Prognostic Factors for the Risky Behaviors of High School Students That Can Lead to the Leading Causes of Death Among Youths and Tomorrow’s Adults

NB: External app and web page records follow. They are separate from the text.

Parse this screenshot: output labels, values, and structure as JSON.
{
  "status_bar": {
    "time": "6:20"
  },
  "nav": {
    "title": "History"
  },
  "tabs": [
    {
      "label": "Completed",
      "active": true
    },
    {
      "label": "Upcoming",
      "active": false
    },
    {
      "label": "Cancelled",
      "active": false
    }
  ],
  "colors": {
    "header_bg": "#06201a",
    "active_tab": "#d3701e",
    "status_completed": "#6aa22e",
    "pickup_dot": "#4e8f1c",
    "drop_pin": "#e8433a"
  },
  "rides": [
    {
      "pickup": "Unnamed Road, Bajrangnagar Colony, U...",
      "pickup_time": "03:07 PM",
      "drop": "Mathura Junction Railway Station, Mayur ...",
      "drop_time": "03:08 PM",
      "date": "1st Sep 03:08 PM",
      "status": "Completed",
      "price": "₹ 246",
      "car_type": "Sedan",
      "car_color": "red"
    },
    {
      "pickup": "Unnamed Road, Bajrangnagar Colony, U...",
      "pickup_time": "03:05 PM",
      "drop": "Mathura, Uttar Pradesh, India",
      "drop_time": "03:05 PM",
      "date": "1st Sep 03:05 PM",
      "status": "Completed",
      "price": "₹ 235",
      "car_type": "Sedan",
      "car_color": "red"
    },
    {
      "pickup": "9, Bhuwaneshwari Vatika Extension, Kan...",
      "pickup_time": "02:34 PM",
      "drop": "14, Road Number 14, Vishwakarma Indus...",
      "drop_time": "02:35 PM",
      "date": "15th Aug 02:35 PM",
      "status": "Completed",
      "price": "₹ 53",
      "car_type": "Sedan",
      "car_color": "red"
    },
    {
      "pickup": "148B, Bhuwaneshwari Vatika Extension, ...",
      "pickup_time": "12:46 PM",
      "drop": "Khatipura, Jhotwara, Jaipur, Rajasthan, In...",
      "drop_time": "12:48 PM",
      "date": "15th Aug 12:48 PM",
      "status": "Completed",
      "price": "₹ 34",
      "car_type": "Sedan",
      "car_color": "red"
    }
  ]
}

Objectives. Are ethnic Hispanic high school students more likely to fight, use drugs, smoke and drink alcohol, have more attempted suicide and sexual intercourse abuse, and are more underweight than other ethnic populations? Background. The YRBS System focuses on specific health-risk behaviors of young people, to determine the prevalence and age of initiation of health-risk behaviors, assess trends, compare national, state and local data, and monitor progress toward Healthy People 2015 objectives and National Education Goals. CDC published in 2002 the leading causes of death among youth and adults (National YRBSS 2001 data, and 1999 mortality data) reporting the following six health risk behaviors: unintentional injuries and violence, alcohol and other drug use, sexual behaviors, tobacco use, dietary behaviors and physical activity. Compared to the National distribution, Florida leads in physical activity, sexual and dietary behaviors and slightly in unintentional injuries and violence. Methods. This study assesses the prognostic factors for fight, suicide attempt, sexual intercourse abuse and weight status, considered to lead to 5 leading cause of death in U.S. The weighted data of Youth Risk Behavior Survey System from the School Board of Broward County, Florida were used during a period of 13 years with new collected data every other year (1991-2003). Results. New prognostic factors that are significantly associated to the youth health-behaviors were found. These factors vary from one outcome to another, and sometimes a correlation of several outcomes was observed. For each outcome several prognostic models were found to be significant. Mostly, the demographic characteristics were found to be effect modifiers, and therefore several independent prognostic models were built accordingly. Odds ratios were reported as measure of associations that approximate the relative risks, based on logistic models. The prediction probability was also computed for all the models. Conclusion. The findings can reveal new hypotheses for community and school intervention that improve health and protect against risk factors of death in Broward County. Grants. Broward School Board support.